The court has heard how Shabane, on the other hand, was forced to drink an alcoholic drink laced with brake fluid and also smoke dagga before she was killed and dismembered. Her body parts were removed and she was buried in a shallow grave on a farm in Cullinan which witnesses said belonged to Msibi.

Several days later, her killers returned to the grave where they beheaded her corpse and even chopped off her hands – all in a bid to make their muti even more powerful.

Some of Shabane’s body parts – including a portion of her skull and a hand – were found at the premises where Msibi consulted, while other parts had, according to previous state witnesses, already been sold to other clients. The rest of the corpse was found in Cullinan.

Msibi’s alleged involvement in Shabane’s killing had been testified to by several witnesses, including another traditional healer, Sipho Ndlovu, from Eswatini.

Ndlovu last week testified that he was shocked when his brother-in-law, Mfanasibili Gamedze, who is also a traditional healer, had approached him for assistance in 2018 along with Msibi.

Ndlovu said the pair told him how they had killed Shabane for her body parts and now needed powerful muti to not only cleanse them but to aid them in evading the police. They had travelled with Shabane’s body parts to Eswatini. The two men, Ndlovu said, had even offered part of Shabane's skull to him as payment for his assistance. He refused.

Ndlovu told the court he was disgusted by their act and, instead, gave them muti to make their stomachs tight and sent them to go perform a meaningless ritual in the veld. He contacted the police as soon as they left his premises.

The traditional healer was bold as he looked Msibi in the eye last week and told him he was “not a healer but a witch”.

Gamedze was arrested in Eswatini and died while in police custody before he could be extradited to SA to face trial linked to Shabane's murder. 

But Msibi on Wednesday told the court that “he had never met Ndlovu before and saw him for the first time in court”.

“I don't know how he knows me,” Msibi said.

Msibi told the court that the farm where Shabane’s body was found was not his and that it belonged to his girlfriend. She is expected to testify in the trial.

Msibi is on trial alongside Mthobisi Brilliant Mkhize and Knowledge Wezi Mhlanga.

Mhlanga had given the police a statement detailing his part in Shabane’s kidnapping and killing. This was made shortly after his arrest but he has since made a U-turn on this, saying he was beaten and suffocated and coached by police on what to say.

But after a trial-within-a-trial, judge Heinrich Brauckmann on Tuesday dismissed all the allegations of the assault. Brauckmann said Mhlanga was never assaulted or threatened by anyone to give a statement and that his statement would be entered as evidence in court.

Meanwhile, another accused, Josiah Themba Thubane – a teacher-turned-businessman – pleaded guilty to his part in the murder in 2019. He had confessed to approaching Msibi, seeking muti to make his struggling rental business thrive.
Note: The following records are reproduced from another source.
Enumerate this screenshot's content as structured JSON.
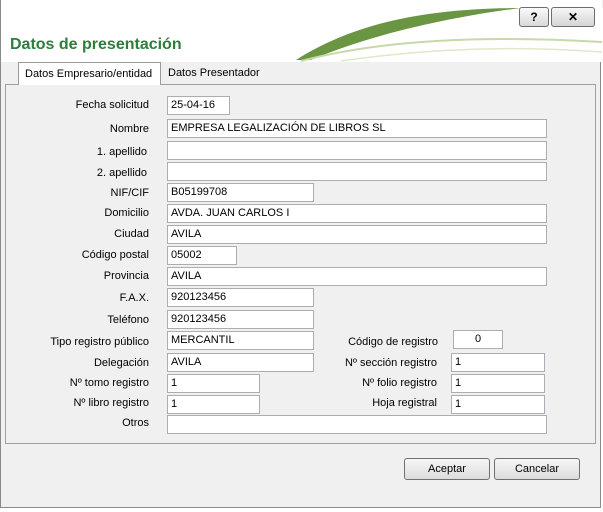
{
  "window": {
    "title": "Datos de presentación",
    "help_button": "?",
    "close_button": "✕"
  },
  "tabs": [
    {
      "label": "Datos Empresario/entidad"
    },
    {
      "label": "Datos Presentador"
    }
  ],
  "fields": {
    "fecha_solicitud": {
      "label": "Fecha solicitud",
      "value": "25-04-16"
    },
    "nombre": {
      "label": "Nombre",
      "value": "EMPRESA LEGALIZACIÓN DE LIBROS SL"
    },
    "apellido1": {
      "label": "1. apellido",
      "value": ""
    },
    "apellido2": {
      "label": "2. apellido",
      "value": ""
    },
    "nif": {
      "label": "NIF/CIF",
      "value": "B05199708"
    },
    "domicilio": {
      "label": "Domicilio",
      "value": "AVDA. JUAN CARLOS I"
    },
    "ciudad": {
      "label": "Ciudad",
      "value": "AVILA"
    },
    "codigo_postal": {
      "label": "Código postal",
      "value": "05002"
    },
    "provincia": {
      "label": "Provincia",
      "value": "AVILA"
    },
    "fax": {
      "label": "F.A.X.",
      "value": "920123456"
    },
    "telefono": {
      "label": "Teléfono",
      "value": "920123456"
    },
    "tipo_registro": {
      "label": "Tipo registro público",
      "value": "MERCANTIL"
    },
    "codigo_registro": {
      "label": "Código de registro",
      "value": "0"
    },
    "delegacion": {
      "label": "Delegación",
      "value": "AVILA"
    },
    "seccion_registro": {
      "label": "Nº sección registro",
      "value": "1"
    },
    "tomo_registro": {
      "label": "Nº tomo registro",
      "value": "1"
    },
    "folio_registro": {
      "label": "Nº folio registro",
      "value": "1"
    },
    "libro_registro": {
      "label": "Nº libro registro",
      "value": "1"
    },
    "hoja_registral": {
      "label": "Hoja registral",
      "value": "1"
    },
    "otros": {
      "label": "Otros",
      "value": ""
    }
  },
  "buttons": {
    "accept": "Aceptar",
    "cancel": "Cancelar"
  },
  "colors": {
    "title_green": "#2e7d3a",
    "swoosh_green": "#5a8a2e"
  }
}
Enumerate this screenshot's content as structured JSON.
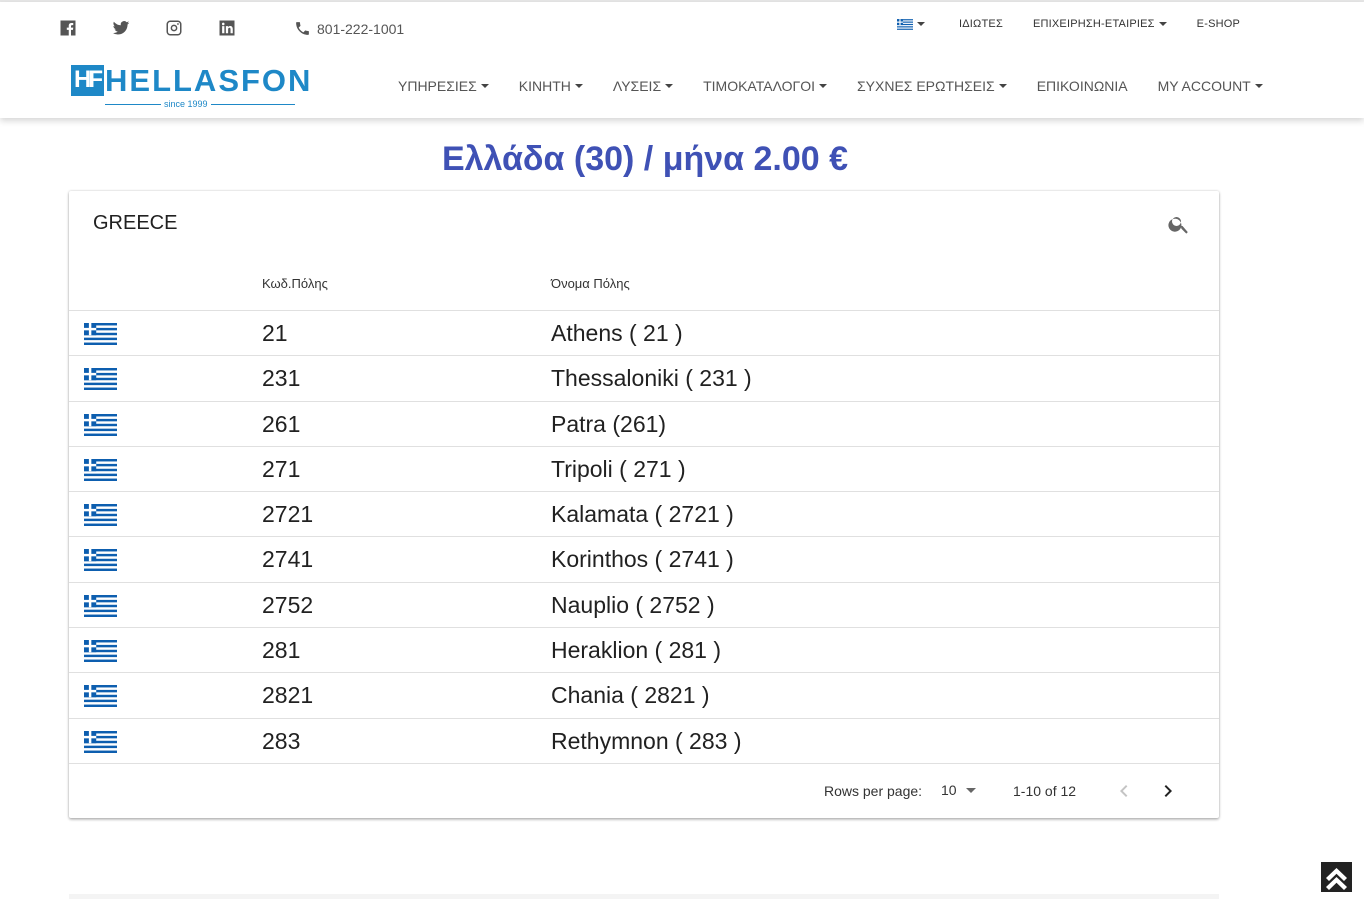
{
  "header": {
    "phone": "801-222-1001",
    "social": [
      "facebook-icon",
      "twitter-icon",
      "instagram-icon",
      "linkedin-icon"
    ],
    "utility_nav": [
      "ΙΔΙΩΤΕΣ",
      "ΕΠΙΧΕΙΡΗΣΗ-ΕΤΑΙΡΙΕΣ",
      "E-SHOP"
    ],
    "logo": {
      "mark": "HF",
      "name": "HELLASFON",
      "since": "since 1999"
    },
    "main_nav": [
      "ΥΠΗΡΕΣΙΕΣ",
      "ΚΙΝΗΤΗ",
      "ΛΥΣΕΙΣ",
      "ΤΙΜΟΚΑΤΑΛΟΓΟΙ",
      "ΣΥΧΝΕΣ ΕΡΩΤΗΣΕΙΣ",
      "ΕΠΙΚΟΙΝΩΝΙΑ",
      "MY ACCOUNT"
    ]
  },
  "page": {
    "title": "Ελλάδα (30) / μήνα 2.00 €"
  },
  "table": {
    "title": "GREECE",
    "headers": {
      "code": "Κωδ.Πόλης",
      "name": "Όνομα Πόλης"
    },
    "rows": [
      {
        "code": "21",
        "name": "Athens ( 21 )"
      },
      {
        "code": "231",
        "name": "Thessaloniki ( 231 )"
      },
      {
        "code": "261",
        "name": "Patra (261)"
      },
      {
        "code": "271",
        "name": "Tripoli ( 271 )"
      },
      {
        "code": "2721",
        "name": "Kalamata ( 2721 )"
      },
      {
        "code": "2741",
        "name": "Korinthos ( 2741 )"
      },
      {
        "code": "2752",
        "name": "Nauplio ( 2752 )"
      },
      {
        "code": "281",
        "name": "Heraklion ( 281 )"
      },
      {
        "code": "2821",
        "name": "Chania ( 2821 )"
      },
      {
        "code": "283",
        "name": "Rethymnon ( 283 )"
      }
    ],
    "footer": {
      "rows_per_page_label": "Rows per page:",
      "rows_per_page_value": "10",
      "range": "1-10 of 12"
    }
  },
  "colors": {
    "brand": "#1e88c7",
    "title": "#3f51b5",
    "flag_blue": "#0d5eaf"
  }
}
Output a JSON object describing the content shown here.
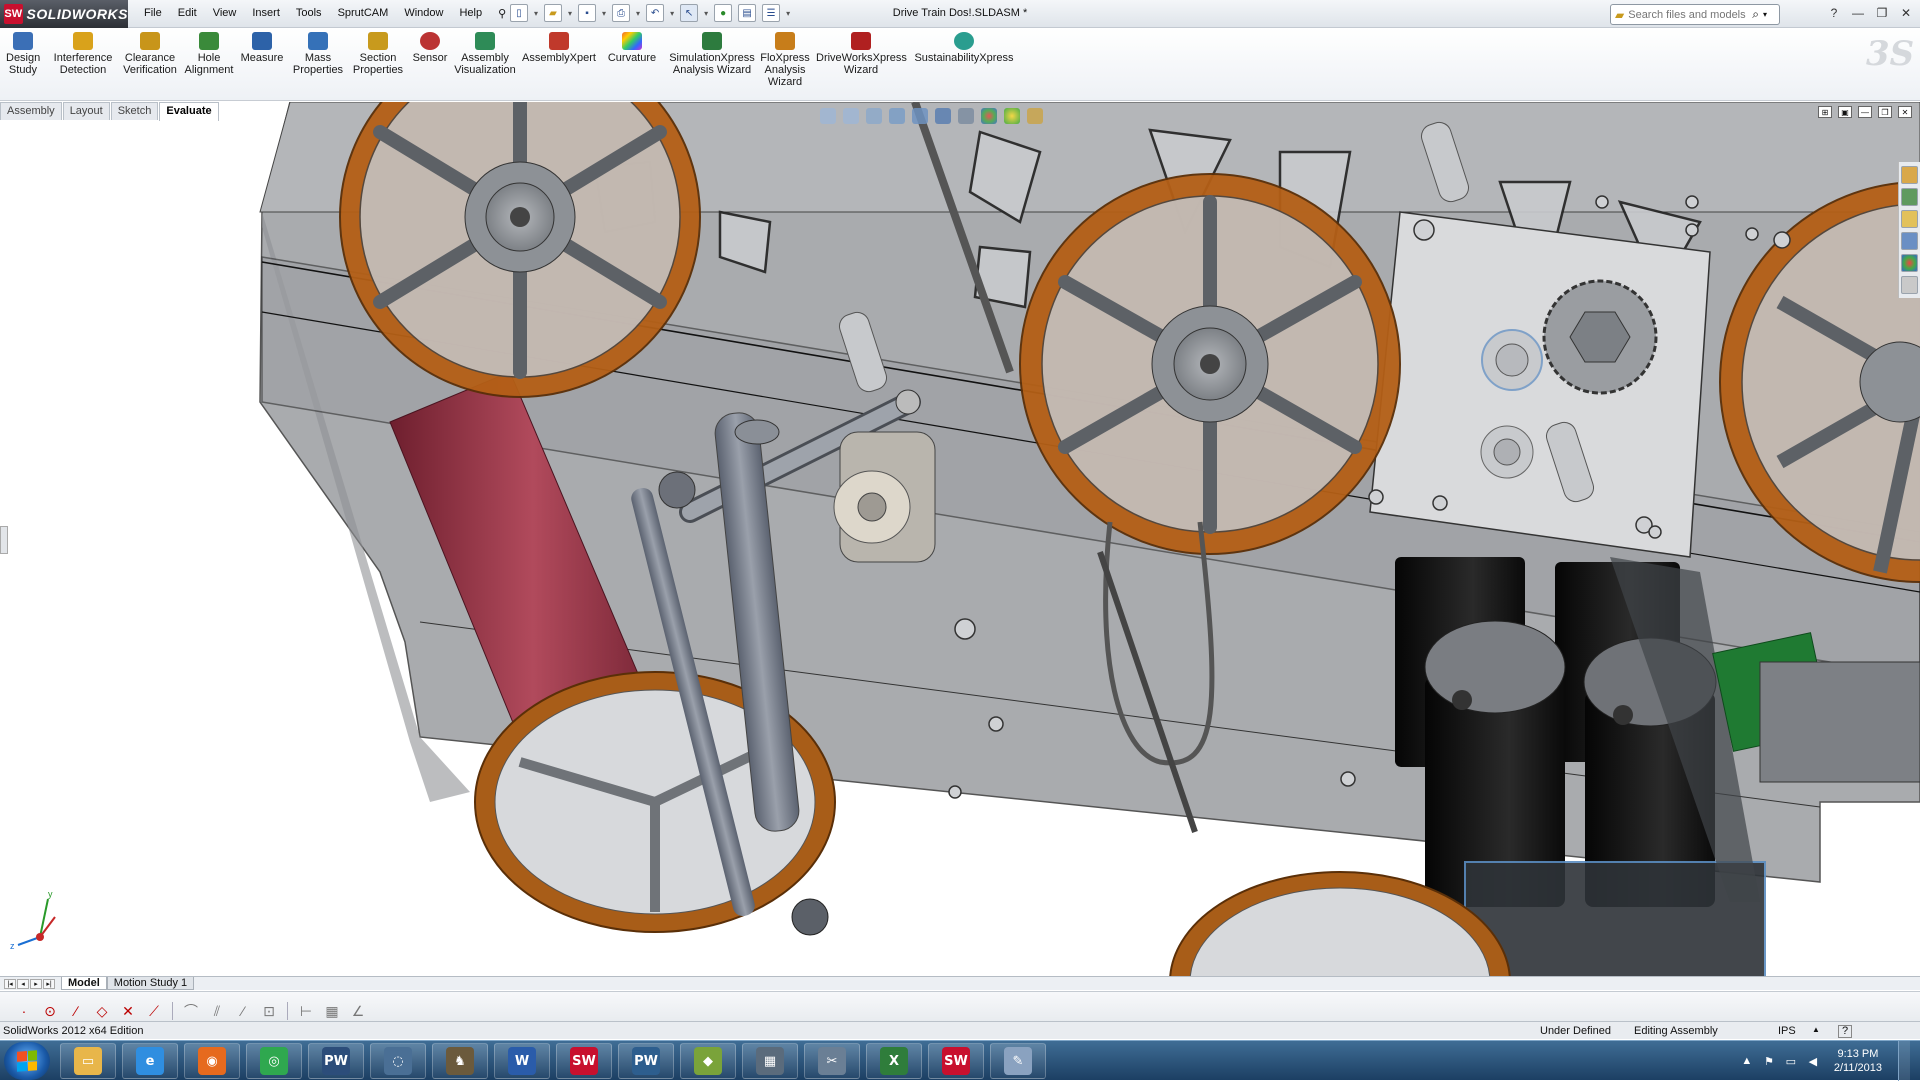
{
  "app": {
    "logo_text": "SOLIDWORKS",
    "logo_mark": "SW",
    "document_title": "Drive Train Dos!.SLDASM *"
  },
  "menu": [
    "File",
    "Edit",
    "View",
    "Insert",
    "Tools",
    "SprutCAM",
    "Window",
    "Help"
  ],
  "search": {
    "placeholder": "Search files and models"
  },
  "ribbon": {
    "tools": [
      {
        "label": "Design\nStudy",
        "icon": "design-study-icon",
        "color": "#3b6fb6"
      },
      {
        "label": "Interference\nDetection",
        "icon": "interference-icon",
        "color": "#d9a21b"
      },
      {
        "label": "Clearance\nVerification",
        "icon": "clearance-icon",
        "color": "#c8951a"
      },
      {
        "label": "Hole\nAlignment",
        "icon": "hole-alignment-icon",
        "color": "#3a8a3a"
      },
      {
        "label": "Measure",
        "icon": "measure-icon",
        "color": "#2d62a8"
      },
      {
        "label": "Mass\nProperties",
        "icon": "mass-properties-icon",
        "color": "#3571b8"
      },
      {
        "label": "Section\nProperties",
        "icon": "section-properties-icon",
        "color": "#c89a1d"
      },
      {
        "label": "Sensor",
        "icon": "sensor-icon",
        "color": "#b33"
      },
      {
        "label": "Assembly\nVisualization",
        "icon": "assembly-visualization-icon",
        "color": "#2e8b57"
      },
      {
        "label": "AssemblyXpert",
        "icon": "assemblyxpert-icon",
        "color": "#c0392b"
      },
      {
        "label": "Curvature",
        "icon": "curvature-icon",
        "color": "#8e44ad"
      },
      {
        "label": "SimulationXpress\nAnalysis Wizard",
        "icon": "simulationxpress-icon",
        "color": "#2d7b3e"
      },
      {
        "label": "FloXpress\nAnalysis\nWizard",
        "icon": "floxpress-icon",
        "color": "#c77d1a"
      },
      {
        "label": "DriveWorksXpress\nWizard",
        "icon": "driveworksxpress-icon",
        "color": "#b02020"
      },
      {
        "label": "SustainabilityXpress",
        "icon": "sustainabilityxpress-icon",
        "color": "#2a9d8f"
      }
    ]
  },
  "command_tabs": [
    "Assembly",
    "Layout",
    "Sketch",
    "Evaluate"
  ],
  "active_command_tab": "Evaluate",
  "bottom_tabs": [
    "Model",
    "Motion Study 1"
  ],
  "status": {
    "edition": "SolidWorks 2012 x64 Edition",
    "definition": "Under Defined",
    "mode": "Editing Assembly",
    "units": "IPS",
    "help": "?"
  },
  "taskbar": {
    "apps": [
      {
        "name": "explorer",
        "glyph": "▭",
        "color": "#e8b64a"
      },
      {
        "name": "internet-explorer",
        "glyph": "e",
        "color": "#2f8ee0"
      },
      {
        "name": "firefox",
        "glyph": "◉",
        "color": "#e66a1e"
      },
      {
        "name": "chrome",
        "glyph": "◎",
        "color": "#2fa84f"
      },
      {
        "name": "pw",
        "glyph": "PW",
        "color": "#2c4d7a"
      },
      {
        "name": "edrawings",
        "glyph": "◌",
        "color": "#4a6f95"
      },
      {
        "name": "gimp",
        "glyph": "♞",
        "color": "#6b5a3c"
      },
      {
        "name": "word",
        "glyph": "W",
        "color": "#2a5caa"
      },
      {
        "name": "solidworks",
        "glyph": "SW",
        "color": "#c8102e"
      },
      {
        "name": "pw3d",
        "glyph": "PW",
        "color": "#2d5e8e"
      },
      {
        "name": "sketchup",
        "glyph": "◆",
        "color": "#7aa33a"
      },
      {
        "name": "calculator",
        "glyph": "▦",
        "color": "#5a6b7c"
      },
      {
        "name": "snipping",
        "glyph": "✂",
        "color": "#6a7f95"
      },
      {
        "name": "excel",
        "glyph": "X",
        "color": "#2f7d3b"
      },
      {
        "name": "solidworks-active",
        "glyph": "SW",
        "color": "#c8102e"
      },
      {
        "name": "paint",
        "glyph": "✎",
        "color": "#8aa2c0"
      }
    ]
  },
  "clock": {
    "time": "9:13 PM",
    "date": "2/11/2013"
  }
}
He told the court how Msibi had told him that the answer to his problems was the limbs of a person living with albinism and that is how he partook in Shabane’s abduction.

Thubane was meant to testify in the trial against Msibi and the two co-accused but, last week, TimesLIVE learnt that he had fallen ill while behind bars and died.

At least two other people, one of whom confessed to assisting in digging up and desecrating Shabane's corpse, have not been charged as they turned state witness. In return for them telling the court everything they knew about Shabane's gruesome murder, they were given immunity. 


Would you like to comment on this article? Register (it’s quick and free) or sign in now.

Speech Bubbles

Please read our Comment Policy before commenting.

Commenting is subject to our house rules.